James Dean & Leonardo DiCaprio
James Dean did it with a hot rod in Rebel Without a Cause, Leonardo DiCaprio with a pistol in the ’96 version of Romeo & Juliet, Whatever the weapon, these two attract cult-like followings through their adolescent alienation and lost-boy vulnerability. They had fertile ground for loner emotions. Both were from broken homes. Dean was raised by relatives and DiCaprio by his mother. And in their first leading roles, both played tormented teens: Dean tangled with tyrannical dad Raymond Massey in East of Eden; DiCaprio battled with Robert De Niro in This Boy’s Life. Dean was a famously troubled soul who died in a 1955 car wreck at 24. The more grounded DiCaprio, 23, who next appears in Titanic, is still learning to deal with his heartbreaker status. “These teenage girls have become hysterical, man,” he told Montreal’s The Gazette. “What they do is shocking, climbing over walls and stuff.” That’s just the beginning, Leonardo.
Robert Redford & Brad Pitt

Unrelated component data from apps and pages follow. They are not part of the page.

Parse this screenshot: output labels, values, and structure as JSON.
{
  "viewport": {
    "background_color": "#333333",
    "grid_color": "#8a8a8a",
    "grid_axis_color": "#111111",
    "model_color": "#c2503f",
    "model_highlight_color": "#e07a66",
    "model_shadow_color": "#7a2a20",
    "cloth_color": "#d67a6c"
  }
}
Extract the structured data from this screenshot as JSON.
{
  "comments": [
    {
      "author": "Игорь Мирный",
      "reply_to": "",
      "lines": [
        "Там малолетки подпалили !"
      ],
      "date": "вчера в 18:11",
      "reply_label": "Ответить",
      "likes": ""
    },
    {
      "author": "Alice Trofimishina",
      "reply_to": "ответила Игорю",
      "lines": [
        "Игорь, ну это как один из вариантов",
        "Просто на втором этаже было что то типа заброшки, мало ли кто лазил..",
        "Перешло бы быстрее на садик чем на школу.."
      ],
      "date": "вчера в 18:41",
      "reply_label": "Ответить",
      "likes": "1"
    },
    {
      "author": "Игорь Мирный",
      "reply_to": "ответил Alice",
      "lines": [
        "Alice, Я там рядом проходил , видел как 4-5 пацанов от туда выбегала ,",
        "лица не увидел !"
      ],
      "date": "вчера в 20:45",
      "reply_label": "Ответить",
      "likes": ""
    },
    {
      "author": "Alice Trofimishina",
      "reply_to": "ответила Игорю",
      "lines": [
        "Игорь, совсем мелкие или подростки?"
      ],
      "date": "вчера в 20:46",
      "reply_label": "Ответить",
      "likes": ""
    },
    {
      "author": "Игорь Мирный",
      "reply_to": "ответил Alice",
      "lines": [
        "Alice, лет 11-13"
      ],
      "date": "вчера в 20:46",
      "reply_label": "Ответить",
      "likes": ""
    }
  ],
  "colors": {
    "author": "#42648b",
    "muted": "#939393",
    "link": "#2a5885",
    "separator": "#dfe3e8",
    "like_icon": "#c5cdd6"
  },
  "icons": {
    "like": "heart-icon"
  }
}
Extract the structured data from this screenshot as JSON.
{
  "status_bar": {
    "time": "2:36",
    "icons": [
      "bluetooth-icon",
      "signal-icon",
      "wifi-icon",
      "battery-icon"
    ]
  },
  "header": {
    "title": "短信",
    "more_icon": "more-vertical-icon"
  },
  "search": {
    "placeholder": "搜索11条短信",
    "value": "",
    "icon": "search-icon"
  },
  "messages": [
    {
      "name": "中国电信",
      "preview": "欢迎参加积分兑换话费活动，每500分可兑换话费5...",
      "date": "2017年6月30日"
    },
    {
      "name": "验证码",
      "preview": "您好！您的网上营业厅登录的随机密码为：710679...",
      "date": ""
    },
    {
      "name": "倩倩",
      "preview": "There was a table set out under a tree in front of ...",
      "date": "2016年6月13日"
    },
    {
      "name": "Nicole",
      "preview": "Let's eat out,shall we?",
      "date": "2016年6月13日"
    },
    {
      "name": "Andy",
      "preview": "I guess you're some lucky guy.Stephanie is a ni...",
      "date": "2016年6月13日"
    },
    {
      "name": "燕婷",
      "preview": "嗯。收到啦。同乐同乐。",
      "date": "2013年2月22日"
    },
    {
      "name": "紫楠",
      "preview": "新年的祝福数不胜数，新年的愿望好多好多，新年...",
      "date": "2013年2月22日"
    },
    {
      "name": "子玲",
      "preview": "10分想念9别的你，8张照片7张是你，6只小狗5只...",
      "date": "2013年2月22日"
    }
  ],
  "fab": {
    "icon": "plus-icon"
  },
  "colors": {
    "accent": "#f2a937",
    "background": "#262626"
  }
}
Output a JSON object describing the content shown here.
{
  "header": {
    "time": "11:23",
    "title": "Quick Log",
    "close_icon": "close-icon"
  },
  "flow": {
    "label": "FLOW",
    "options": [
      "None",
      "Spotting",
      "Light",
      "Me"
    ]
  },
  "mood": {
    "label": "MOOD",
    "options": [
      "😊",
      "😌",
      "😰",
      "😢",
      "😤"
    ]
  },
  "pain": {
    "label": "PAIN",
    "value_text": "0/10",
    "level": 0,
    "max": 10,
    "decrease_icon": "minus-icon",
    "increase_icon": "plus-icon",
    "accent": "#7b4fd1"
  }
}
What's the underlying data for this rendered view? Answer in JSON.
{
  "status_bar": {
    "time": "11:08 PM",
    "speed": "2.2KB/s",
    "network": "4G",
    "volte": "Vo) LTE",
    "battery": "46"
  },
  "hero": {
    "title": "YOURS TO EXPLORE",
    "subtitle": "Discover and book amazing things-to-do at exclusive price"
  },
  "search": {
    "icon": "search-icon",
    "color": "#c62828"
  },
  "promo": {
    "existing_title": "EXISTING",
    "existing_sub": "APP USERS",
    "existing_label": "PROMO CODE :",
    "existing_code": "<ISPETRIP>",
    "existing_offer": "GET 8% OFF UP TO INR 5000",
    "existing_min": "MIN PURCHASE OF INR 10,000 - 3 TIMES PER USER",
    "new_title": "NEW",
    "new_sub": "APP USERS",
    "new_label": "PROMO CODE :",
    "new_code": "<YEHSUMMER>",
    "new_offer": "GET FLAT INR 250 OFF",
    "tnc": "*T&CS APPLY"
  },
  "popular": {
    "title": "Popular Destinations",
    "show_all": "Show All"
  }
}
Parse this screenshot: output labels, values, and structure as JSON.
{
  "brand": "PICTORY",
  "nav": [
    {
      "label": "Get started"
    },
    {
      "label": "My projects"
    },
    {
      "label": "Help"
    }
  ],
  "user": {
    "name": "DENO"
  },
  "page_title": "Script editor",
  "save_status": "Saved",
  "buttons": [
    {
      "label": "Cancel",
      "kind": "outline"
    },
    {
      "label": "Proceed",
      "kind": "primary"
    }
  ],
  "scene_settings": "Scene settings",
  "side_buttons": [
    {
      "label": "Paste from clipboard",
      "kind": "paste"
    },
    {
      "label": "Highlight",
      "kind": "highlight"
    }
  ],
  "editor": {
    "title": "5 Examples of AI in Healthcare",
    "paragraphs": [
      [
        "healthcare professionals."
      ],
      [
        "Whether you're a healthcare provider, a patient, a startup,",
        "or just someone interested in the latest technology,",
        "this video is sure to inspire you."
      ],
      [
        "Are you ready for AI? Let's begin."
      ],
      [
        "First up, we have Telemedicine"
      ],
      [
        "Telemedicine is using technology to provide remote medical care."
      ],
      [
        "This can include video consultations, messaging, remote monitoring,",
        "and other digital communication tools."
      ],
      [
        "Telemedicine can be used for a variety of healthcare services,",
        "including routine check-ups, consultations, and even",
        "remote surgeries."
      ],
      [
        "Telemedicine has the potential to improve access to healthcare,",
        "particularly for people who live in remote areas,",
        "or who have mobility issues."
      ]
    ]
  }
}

“I’m proud of Brad’s performance,” Robert Redford told ENTERTAINMENT WEEKLY after directing Pitt in 1992’s A River Runs Through It. “And I’m proud of myself for getting it from him.” Redford can be excused for sounding like a boastful father. After all, these blond bombers represent two generations of screen idols—-rugged, a little dangerous and drop-dead handsome. Their taciturn charm has helped Redford flourish in the movies for three decades and put Pitt, 33, on the road to bankable durability. Bedford, 60, made his first big cinema splash in 1967 romancing Jane Fonda in Barefoot in the Park. Pitt gained attention Geena Davis’s lanky lover-thief in Thelma & Louise. Both have taken their awe-inspiring looks into exotic locales: Out of Africa (Redford); Seven Years in Tibet (Pitt). Pitt has said that Redford taught him “grace, as far as just sitting in a chair, and the power of the unspoken word.” But don’t expect ’90s Brad to be too graceful. Asked about his resemblance to Redford, he said, “The only thing I was conscious of was that I grew up watching the guy’s movies.”